A Couple of NFL Thoughts
Last year, as the Giants made their historic Super Bowl run (yes, I said historic; want to make something of it?), this site was pretty much taken over by my NFL ramblings. This year, not so much. But with the Super Bowl set, I wanted to share a few thoughts with you.
In February of 07 I wrote a piece called Losers & Nobodies in which I argued…well, here’s what I said:
If you were the GM of an NFL team with a head coaching vacancy, which of the following should you hire:
a) A proven winner, like Super Bowl Champ Bill Cowher
b) A proven loser, like Cam Cameron
c) A complete nobody, like Jim Harbaugh’s brother.
If history is any guide, hire the nobody. If he’s not available, hire the loser.
As it turns out, FreeTime must be required reading in NFL front offices, because Nobodies were hired in huge numbers in the weeks after this was posted. John Harbaugh in Baltimore, Tony Sparano in Miami, Mike Smith in Atlanta, and Jim Zorn in Washington.
And it turned out splendidly for those teams. Harbaugh’s Ravens played in the AFC championship game, Sparano’s Dolphins had the greatest regular-season turnaround in the history of the sport, and they both lost out on Coach of the Year to Smith. (Zorn got off to a hot start then faded, but had his team in playoff contention in the extremely difficult NFC East).
And in two weeks, two Nobodies from the Hiring Class of 2007 will meet in the Super Bowl. Mike Tomlin and Ken Whisenhunt were both unknown entities to most NFL fans when hired two years ago.
More proof, as if we needed it, that history and facts are more valuable than conventional wisdom.

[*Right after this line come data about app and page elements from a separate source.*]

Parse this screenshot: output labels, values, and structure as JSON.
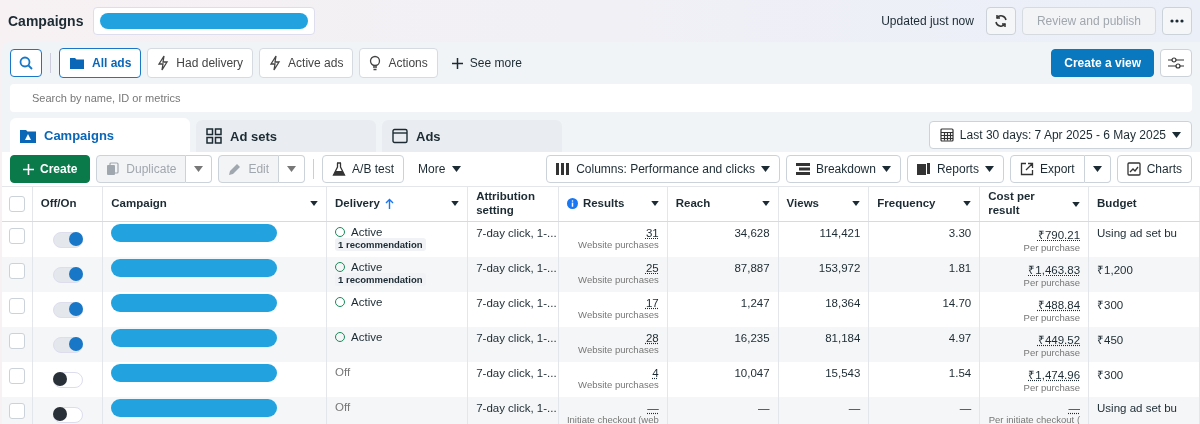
{
  "header": {
    "title": "Campaigns",
    "updated": "Updated just now",
    "review_button": {
      "label": "Review and publish",
      "disabled": true
    }
  },
  "filters": [
    {
      "label": "All ads",
      "selected": true
    },
    {
      "label": "Had delivery",
      "selected": false
    },
    {
      "label": "Active ads",
      "selected": false
    },
    {
      "label": "Actions",
      "selected": false
    }
  ],
  "see_more": "See more",
  "create_view": "Create a view",
  "search": {
    "placeholder": "Search by name, ID or metrics"
  },
  "tabs": [
    {
      "label": "Campaigns",
      "selected": true
    },
    {
      "label": "Ad sets",
      "selected": false
    },
    {
      "label": "Ads",
      "selected": false
    }
  ],
  "date_range": "Last 30 days: 7 Apr 2025 - 6 May 2025",
  "toolbar": {
    "create": "Create",
    "duplicate": {
      "label": "Duplicate",
      "disabled": true
    },
    "edit": {
      "label": "Edit",
      "disabled": true
    },
    "ab_test": "A/B test",
    "more": "More",
    "columns": "Columns: Performance and clicks",
    "breakdown": "Breakdown",
    "reports": "Reports",
    "export": "Export",
    "charts": "Charts"
  },
  "table": {
    "all_selected": false,
    "columns": [
      {
        "label": "Off/On",
        "menu": false,
        "sorted": false
      },
      {
        "label": "Campaign",
        "menu": true,
        "sorted": false
      },
      {
        "label": "Delivery",
        "menu": true,
        "sorted": true
      },
      {
        "label": "Attribution setting",
        "menu": false,
        "sorted": false
      },
      {
        "label": "Results",
        "menu": true,
        "sorted": false
      },
      {
        "label": "Reach",
        "menu": true,
        "sorted": false
      },
      {
        "label": "Views",
        "menu": true,
        "sorted": false
      },
      {
        "label": "Frequency",
        "menu": true,
        "sorted": false
      },
      {
        "label": "Cost per result",
        "menu": true,
        "sorted": false
      },
      {
        "label": "Budget",
        "menu": false,
        "sorted": false
      }
    ],
    "rows": [
      {
        "selected": false,
        "on": true,
        "kind": "active",
        "delivery": "Active",
        "recommendation": "1 recommendation",
        "attribution": "7-day click, 1-...",
        "results": "31",
        "results_type": "Website purchases",
        "reach": "34,628",
        "views": "114,421",
        "frequency": "3.30",
        "cost": "₹790.21",
        "cost_type": "Per purchase",
        "budget": "Using ad set bu"
      },
      {
        "selected": false,
        "on": true,
        "kind": "active",
        "delivery": "Active",
        "recommendation": "1 recommendation",
        "attribution": "7-day click, 1-...",
        "results": "25",
        "results_type": "Website purchases",
        "reach": "87,887",
        "views": "153,972",
        "frequency": "1.81",
        "cost": "₹1,463.83",
        "cost_type": "Per purchase",
        "budget": "₹1,200"
      },
      {
        "selected": false,
        "on": true,
        "kind": "active",
        "delivery": "Active",
        "attribution": "7-day click, 1-...",
        "results": "17",
        "results_type": "Website purchases",
        "reach": "1,247",
        "views": "18,364",
        "frequency": "14.70",
        "cost": "₹488.84",
        "cost_type": "Per purchase",
        "budget": "₹300"
      },
      {
        "selected": false,
        "on": true,
        "kind": "active",
        "delivery": "Active",
        "attribution": "7-day click, 1-...",
        "results": "28",
        "results_type": "Website purchases",
        "reach": "16,235",
        "views": "81,184",
        "frequency": "4.97",
        "cost": "₹449.52",
        "cost_type": "Per purchase",
        "budget": "₹450"
      },
      {
        "selected": false,
        "on": false,
        "kind": "off",
        "delivery": "Off",
        "attribution": "7-day click, 1-...",
        "results": "4",
        "results_type": "Website purchases",
        "reach": "10,047",
        "views": "15,543",
        "frequency": "1.54",
        "cost": "₹1,474.96",
        "cost_type": "Per purchase",
        "budget": "₹300"
      },
      {
        "selected": false,
        "on": false,
        "kind": "off",
        "delivery": "Off",
        "attribution": "7-day click, 1-...",
        "results": "—",
        "results_type": "Initiate checkout (web",
        "reach": "—",
        "views": "—",
        "frequency": "—",
        "cost": "—",
        "cost_type": "Per initiate checkout (",
        "budget": "Using ad set bu"
      }
    ]
  }
}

NFL GMs: there is no reason to throw money, power and private jets at the Bill Cowhers, Mike Shanahans, and Jon Grudens of the world. Get yourself a Nobody.

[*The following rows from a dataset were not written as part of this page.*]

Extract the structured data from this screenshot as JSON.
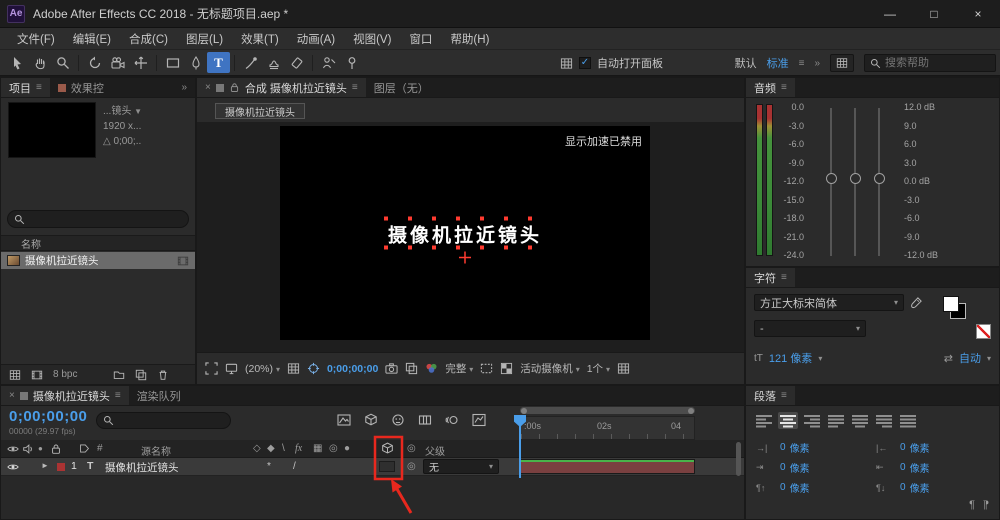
{
  "glyphs": {
    "minimize": "—",
    "maximize": "□",
    "close": "×",
    "caret": "▾",
    "menu": "≡",
    "overflow": "»",
    "expand": "►",
    "hash": "#",
    "asterisk": "*",
    "slash": "/",
    "solo": "●",
    "pickwhip": "◎",
    "pilcrow": "¶",
    "check": "✓",
    "size_icon": "tT",
    "kerning_icon": "⇄",
    "preview_caret": "▼"
  },
  "titlebar": {
    "app_initials": "Ae",
    "title": "Adobe After Effects CC 2018 - 无标题项目.aep *"
  },
  "menubar": {
    "items": [
      "文件(F)",
      "编辑(E)",
      "合成(C)",
      "图层(L)",
      "效果(T)",
      "动画(A)",
      "视图(V)",
      "窗口",
      "帮助(H)"
    ]
  },
  "toolbar": {
    "auto_open_label": "自动打开面板",
    "workspace_default": "默认",
    "workspace_standard": "标准",
    "search_placeholder": "搜索帮助"
  },
  "project_panel": {
    "tab_project": "项目",
    "tab_effect_controls": "效果控",
    "preview_title": "...镜头",
    "preview_dimensions": "1920 x...",
    "preview_meta": "△ 0;00;..",
    "column_name": "名称",
    "item_name": "摄像机拉近镜头",
    "bit_depth": "8 bpc"
  },
  "comp_panel": {
    "tab_label": "合成 摄像机拉近镜头",
    "tab_layer": "图层（无）",
    "flowchart_button": "摄像机拉近镜头",
    "acceleration_notice": "显示加速已禁用",
    "canvas_text": "摄像机拉近镜头",
    "zoom_level": "(20%)",
    "timecode": "0;00;00;00",
    "resolution": "完整",
    "camera_view": "活动摄像机",
    "view_layout": "1个"
  },
  "audio_panel": {
    "title": "音频",
    "left_scale": [
      "0.0",
      "-3.0",
      "-6.0",
      "-9.0",
      "-12.0",
      "-15.0",
      "-18.0",
      "-21.0",
      "-24.0"
    ],
    "right_scale": [
      "12.0 dB",
      "9.0",
      "6.0",
      "3.0",
      "0.0 dB",
      "-3.0",
      "-6.0",
      "-9.0",
      "-12.0 dB"
    ]
  },
  "character_panel": {
    "title": "字符",
    "font_family": "方正大标宋简体",
    "font_style": "-",
    "font_size": "121",
    "size_unit": "像素",
    "kerning": "自动"
  },
  "timeline_panel": {
    "tab_comp": "摄像机拉近镜头",
    "tab_render_queue": "渲染队列",
    "timecode": "0;00;00;00",
    "frame_info": "00000 (29.97 fps)",
    "column_source_name": "源名称",
    "column_parent": "父级",
    "switch_glyphs": [
      "◇",
      "◆",
      "\\",
      "fx",
      "▦",
      "◎",
      "●"
    ],
    "layer": {
      "index": "1",
      "type_glyph": "T",
      "name": "摄像机拉近镜头",
      "parent_value": "无"
    },
    "ruler_labels": [
      ":00s",
      "02s",
      "04"
    ]
  },
  "paragraph_panel": {
    "title": "段落",
    "field_icons": [
      "→|",
      "|←",
      "⇥",
      "⇤",
      "¶↑",
      "¶↓"
    ],
    "fields": [
      {
        "value": "0",
        "unit": "像素"
      },
      {
        "value": "0",
        "unit": "像素"
      },
      {
        "value": "0",
        "unit": "像素"
      },
      {
        "value": "0",
        "unit": "像素"
      },
      {
        "value": "0",
        "unit": "像素"
      },
      {
        "value": "0",
        "unit": "像素"
      }
    ]
  }
}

The Hot Team
A cherished myth of the NFL is that the hot team coming into the playoffs is the one to look out for. Peter King, in this morning's MMQB writes:
It's never been truer that the hottest teams, and the healthiest teams, are the ones with the best chance in January.
Oh my God, really, Peter? I love Peter King. I read MMQB religiously. He works hard, he talks to everyone in the NFL seemingly every waking moment, and he just seems like an amiable likable guy. But he does like that conventional wisdom nonsense.
How could anyone argue that the Arizona Cardinals were the hot team coming in? It was clearly Carolina, maybe the Eagles. The Cardinals were about the coldest team to ever enter the playoffs, and it had no impact on their knocking off 3 straight wins.
But conventional wisdom dies hard. It's more stubborn than facts.